New components and technology to reduce emissions are increasingly being installed in facilities such as power plants, gas plants, coal plants and smelters. Boilermakers are responsible for the fabrication, field construction, erection, installation, maintenance and repair of these components.

New technology that has been introduced to improve work safety includes personnel monitoring through radio frequency technology.

There is new legislation emerging for the use of green energy as well as safety. Corporate policy to address reducing liability issues is increasingly common.

Employers and employees are jointly responsible for the safety of all in the workplace. Jurisdictional requirements and legislation is being more stringently enforced. Due to safety regulation, in area where hazards exist, employees may be required to wear a personal Global Positioning System (GPS) tracking device.

Training and Upgrading

There is a greater emphasis and requirement for additional licenses, certificates and training for specific trade qualifications such as welding, rigging, machinery operation and safety. Specialized training for specific tasks such as hydraulic bolt torqueing and hydraulic stud tensioners as well as increased rigging skills is becoming common.

Because boilermakers are responsible for working on energy-producing systems, it is very important that they are adaptable and keep up-to-date with changes and new technology that may emerge in this area. A very specific skill set is required for nuclear power refurbishments. Due to the increase in power demands, specialized training for renewable energy, nuclear power, hydro-electric power plants and gas-fired generation will be required. With the increase in volume of oil and gas as a supplier of industrial work, there is a possible change in training requirements.

Also, with changes in specific sectors such as mining and carbon capture, boilermakers may require a specialized skill set.

Industry Expected Performance

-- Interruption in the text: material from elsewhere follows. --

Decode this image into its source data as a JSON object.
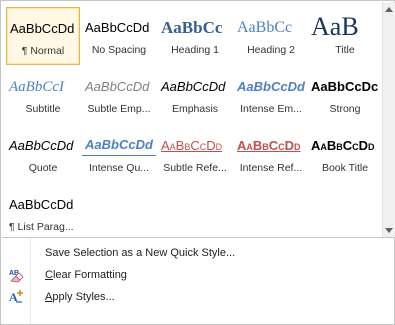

All tasks must be performed according to the applicable jurisdictional codes, regulations and standards. All health and safety standards must be respected and observed. Work should be done safely, efficiently and to a high quality with minimal material waste and with respect to the environment. All requirements of the manufacturer specifications and client expectations must be met. At a journeyperson level of performance, all tasks must be done with minimal direction and supervision. As a journeyperson progresses in their career there is an expectation they continue to upgrade their skills and knowledge to keep pace with industry and promote continuous learning in their trade through mentoring of apprentices and fellow journeypersons.

Language Requirements

It is expected that journeypersons are able to understand and communicate in either English or French, which are Canada’s official languages. English or French are the common language of business as well as language of instruction in apprenticeship programs.


The CCDA and ESDC wish to express sincere appreciation for the contribution of the many tradespersons, industrial establishments, professional associations, labour organizations, provincial and territorial government departments and agencies, and all others who contributed to this publication.

Special thanks are offered to the following representatives who contributed greatly to the original draft of the standard and provided expert advice throughout its development:

This standard was prepared by the Apprenticeship and Regulated Occupations Directorate of ESDC. The coordinating, facilitating and processing of this analysis were undertaken by employees of the standards development team of the Trades and Apprenticeship Division and of Apprenticeship British Columbia, the host jurisdiction for this trade.